Cuba says asylum for fugitives legitimate right
Cuba said Monday that it has a right to grant asylum to U.S. fugitives, the clearest sign to date that the Communist government has no intention of extraditing America’s mostwanted woman despite the warming of bilateral relations.
New Jersey Gov. Chris Christie has urged President Barack Obama to demand the return of fugitive Joanne Chesimard before restoring full relations under a historic detente announced by Obama and Cuban President Raul Castro last week.
Chesimard was granted asylum by Fidel Castro after she escaped from the prison where she was serving a sentence for killing a New Jersey state trooper.

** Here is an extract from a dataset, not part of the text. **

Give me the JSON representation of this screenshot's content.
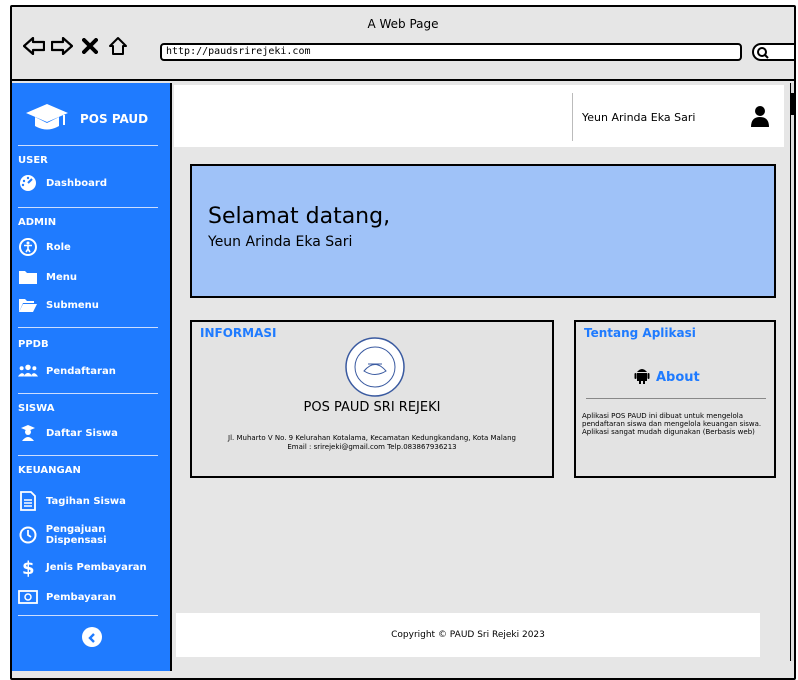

Asked if returning fugitives was open to negotiation, Cuba’s head of North American affairs, Josefina Vidal, told The Associated Press Monday that “every nation has sovereign and legitimate rights to grant political asylum to people it considers to have been persecuted.... That’s a legitimate right.”

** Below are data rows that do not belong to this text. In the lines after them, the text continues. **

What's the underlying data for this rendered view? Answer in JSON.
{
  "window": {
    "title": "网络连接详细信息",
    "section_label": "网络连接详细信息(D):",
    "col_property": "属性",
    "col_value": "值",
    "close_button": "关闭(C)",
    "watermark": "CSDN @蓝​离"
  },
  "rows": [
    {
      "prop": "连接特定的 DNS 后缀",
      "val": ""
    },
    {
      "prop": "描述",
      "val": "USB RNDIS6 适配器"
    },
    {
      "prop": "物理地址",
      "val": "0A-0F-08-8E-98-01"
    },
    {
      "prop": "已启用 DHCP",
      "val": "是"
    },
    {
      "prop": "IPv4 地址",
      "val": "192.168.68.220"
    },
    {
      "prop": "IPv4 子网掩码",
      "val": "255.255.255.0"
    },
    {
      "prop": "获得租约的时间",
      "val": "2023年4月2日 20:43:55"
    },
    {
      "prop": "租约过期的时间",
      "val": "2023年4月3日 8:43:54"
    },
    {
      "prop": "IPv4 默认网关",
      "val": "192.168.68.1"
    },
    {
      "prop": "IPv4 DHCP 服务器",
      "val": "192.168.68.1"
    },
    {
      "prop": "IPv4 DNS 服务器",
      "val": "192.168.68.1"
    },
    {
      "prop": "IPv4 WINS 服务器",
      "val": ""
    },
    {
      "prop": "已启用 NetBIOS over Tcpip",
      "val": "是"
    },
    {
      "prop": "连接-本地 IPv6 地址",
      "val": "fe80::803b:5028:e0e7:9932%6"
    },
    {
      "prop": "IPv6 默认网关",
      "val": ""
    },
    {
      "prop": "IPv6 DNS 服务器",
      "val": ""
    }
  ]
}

“We’ve explained to the U.S. government in the past that there are some people living in Cuba to whom Cuba has legitimately granted political asylum,” Vidal said. She added, “There’s no extradition treaty in effect between Cuba and the U.S.”
In a letter sent to the White House Friday and made public by his office Sunday, Christie said Cuba’s asylum for Chesimard, who has changed her name to Assata Shakur, was “an affront to every resident of our state, our country, and in particular, the men and women of the New Jersey State Police, who have tirelessly tried to bring this killer back to justice.”

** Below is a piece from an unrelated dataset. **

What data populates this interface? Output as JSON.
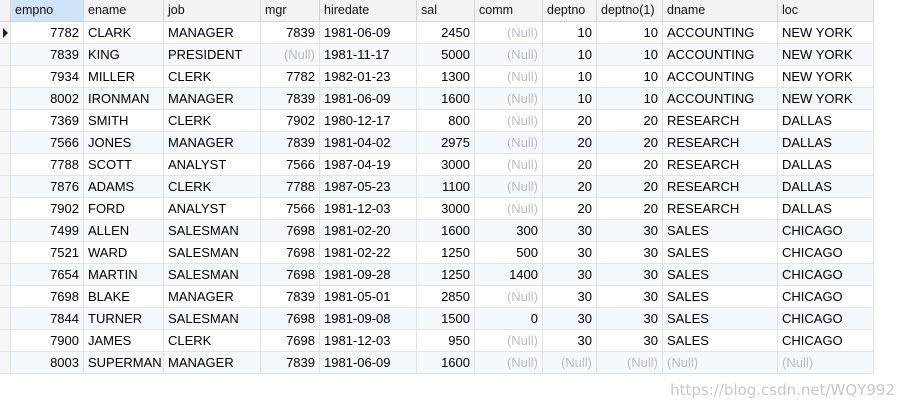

The first woman ever placed on the FBI’s most-wanted terrorist list was living so openly in Havana that her number was long listed in the phone book.
With the New Jersey State Police, the FBI is offering a $2-million reward for information leading to Shakur’s capture.
Assata Shakur — formerly Joanne Chesimard — was convicted in 1973 of killing New Jersey State Trooper Werner Foerster. She escaped from prison in 1979 and fled to Cuba.